Collect every line below that contains the word "dTering".

── Available data

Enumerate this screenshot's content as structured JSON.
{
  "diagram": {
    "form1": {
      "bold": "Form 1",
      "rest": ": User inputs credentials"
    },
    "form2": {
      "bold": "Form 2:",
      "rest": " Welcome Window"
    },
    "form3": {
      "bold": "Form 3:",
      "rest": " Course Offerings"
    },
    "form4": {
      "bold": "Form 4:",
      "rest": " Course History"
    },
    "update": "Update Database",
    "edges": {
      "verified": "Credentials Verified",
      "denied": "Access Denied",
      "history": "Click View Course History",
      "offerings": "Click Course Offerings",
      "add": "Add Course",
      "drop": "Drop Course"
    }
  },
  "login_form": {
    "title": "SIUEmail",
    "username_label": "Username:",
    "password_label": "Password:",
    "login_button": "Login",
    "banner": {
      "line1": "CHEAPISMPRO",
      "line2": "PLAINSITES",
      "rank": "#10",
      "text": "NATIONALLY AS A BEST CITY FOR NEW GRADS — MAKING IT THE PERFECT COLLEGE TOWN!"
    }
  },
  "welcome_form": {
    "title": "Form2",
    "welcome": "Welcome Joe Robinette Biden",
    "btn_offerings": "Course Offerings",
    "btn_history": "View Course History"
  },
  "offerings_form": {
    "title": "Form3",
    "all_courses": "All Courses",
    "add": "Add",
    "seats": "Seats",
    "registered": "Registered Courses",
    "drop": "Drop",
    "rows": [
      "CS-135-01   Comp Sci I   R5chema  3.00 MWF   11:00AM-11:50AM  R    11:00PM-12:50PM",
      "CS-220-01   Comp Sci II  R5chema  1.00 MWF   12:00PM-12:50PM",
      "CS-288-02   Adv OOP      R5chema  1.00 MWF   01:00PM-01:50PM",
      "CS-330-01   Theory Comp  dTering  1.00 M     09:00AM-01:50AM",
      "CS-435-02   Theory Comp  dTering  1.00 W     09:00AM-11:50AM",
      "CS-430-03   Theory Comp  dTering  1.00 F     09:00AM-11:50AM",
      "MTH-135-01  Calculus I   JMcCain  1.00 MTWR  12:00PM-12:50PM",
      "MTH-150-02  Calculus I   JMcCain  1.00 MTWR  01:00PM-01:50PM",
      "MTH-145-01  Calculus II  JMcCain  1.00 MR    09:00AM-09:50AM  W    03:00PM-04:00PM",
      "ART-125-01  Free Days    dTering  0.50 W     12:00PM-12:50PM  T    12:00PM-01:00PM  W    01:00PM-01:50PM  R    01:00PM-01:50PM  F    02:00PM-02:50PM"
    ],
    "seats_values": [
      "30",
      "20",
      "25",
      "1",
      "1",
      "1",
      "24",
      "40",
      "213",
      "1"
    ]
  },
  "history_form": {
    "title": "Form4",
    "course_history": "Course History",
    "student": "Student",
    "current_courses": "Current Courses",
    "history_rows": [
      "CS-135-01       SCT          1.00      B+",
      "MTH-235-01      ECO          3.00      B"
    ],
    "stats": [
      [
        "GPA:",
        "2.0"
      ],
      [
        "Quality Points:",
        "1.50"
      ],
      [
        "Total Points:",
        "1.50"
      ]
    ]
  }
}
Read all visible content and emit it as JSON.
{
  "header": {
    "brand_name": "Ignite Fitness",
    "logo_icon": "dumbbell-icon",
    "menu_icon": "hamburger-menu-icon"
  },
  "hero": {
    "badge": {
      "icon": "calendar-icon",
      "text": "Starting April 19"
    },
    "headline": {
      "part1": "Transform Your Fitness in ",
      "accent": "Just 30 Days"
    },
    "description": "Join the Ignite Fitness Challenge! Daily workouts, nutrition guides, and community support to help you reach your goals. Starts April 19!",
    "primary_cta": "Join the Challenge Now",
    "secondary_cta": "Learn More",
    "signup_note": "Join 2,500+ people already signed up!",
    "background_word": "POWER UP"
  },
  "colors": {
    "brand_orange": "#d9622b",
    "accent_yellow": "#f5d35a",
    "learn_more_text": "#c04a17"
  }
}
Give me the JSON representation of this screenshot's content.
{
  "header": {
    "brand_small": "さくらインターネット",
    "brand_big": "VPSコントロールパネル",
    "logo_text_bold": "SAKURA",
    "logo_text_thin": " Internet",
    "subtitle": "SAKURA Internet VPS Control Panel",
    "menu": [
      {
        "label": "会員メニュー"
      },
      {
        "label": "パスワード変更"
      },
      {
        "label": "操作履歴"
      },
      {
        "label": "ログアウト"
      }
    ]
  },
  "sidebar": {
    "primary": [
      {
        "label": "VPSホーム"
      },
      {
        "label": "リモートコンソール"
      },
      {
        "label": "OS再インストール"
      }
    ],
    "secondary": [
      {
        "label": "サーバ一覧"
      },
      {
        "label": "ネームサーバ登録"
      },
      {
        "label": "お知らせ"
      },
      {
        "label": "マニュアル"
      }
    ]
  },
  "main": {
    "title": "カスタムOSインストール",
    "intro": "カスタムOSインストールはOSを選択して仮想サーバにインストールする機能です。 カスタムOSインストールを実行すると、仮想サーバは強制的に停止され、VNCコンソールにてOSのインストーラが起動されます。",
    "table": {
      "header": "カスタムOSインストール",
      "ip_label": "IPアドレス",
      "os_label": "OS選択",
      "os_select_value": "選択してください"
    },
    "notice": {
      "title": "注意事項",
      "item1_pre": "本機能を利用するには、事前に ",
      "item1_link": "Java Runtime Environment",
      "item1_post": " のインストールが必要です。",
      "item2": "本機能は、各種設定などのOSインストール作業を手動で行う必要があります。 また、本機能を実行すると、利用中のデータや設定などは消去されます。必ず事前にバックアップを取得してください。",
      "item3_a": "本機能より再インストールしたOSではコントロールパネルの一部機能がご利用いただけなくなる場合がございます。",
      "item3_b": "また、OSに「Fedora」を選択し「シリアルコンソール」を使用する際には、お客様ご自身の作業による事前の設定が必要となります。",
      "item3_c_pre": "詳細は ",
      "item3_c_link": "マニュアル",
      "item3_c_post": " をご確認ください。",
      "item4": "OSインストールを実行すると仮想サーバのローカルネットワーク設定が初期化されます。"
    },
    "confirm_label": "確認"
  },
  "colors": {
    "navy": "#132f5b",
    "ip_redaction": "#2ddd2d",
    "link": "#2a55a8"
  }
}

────

**Solution:**
      "CS-330-01   Theory Comp  dTering  1.00 M     09:00AM-01:50AM",
      "CS-435-02   Theory Comp  dTering  1.00 W     09:00AM-11:50AM",
      "CS-430-03   Theory Comp  dTering  1.00 F     09:00AM-11:50AM",
      "ART-125-01  Free Days    dTering  0.50 W     12:00PM-12:50PM  T    12:00PM-01:00PM  W    01:00PM-01:50PM  R    01:00PM-01:50PM  F    02:00PM-02:50PM"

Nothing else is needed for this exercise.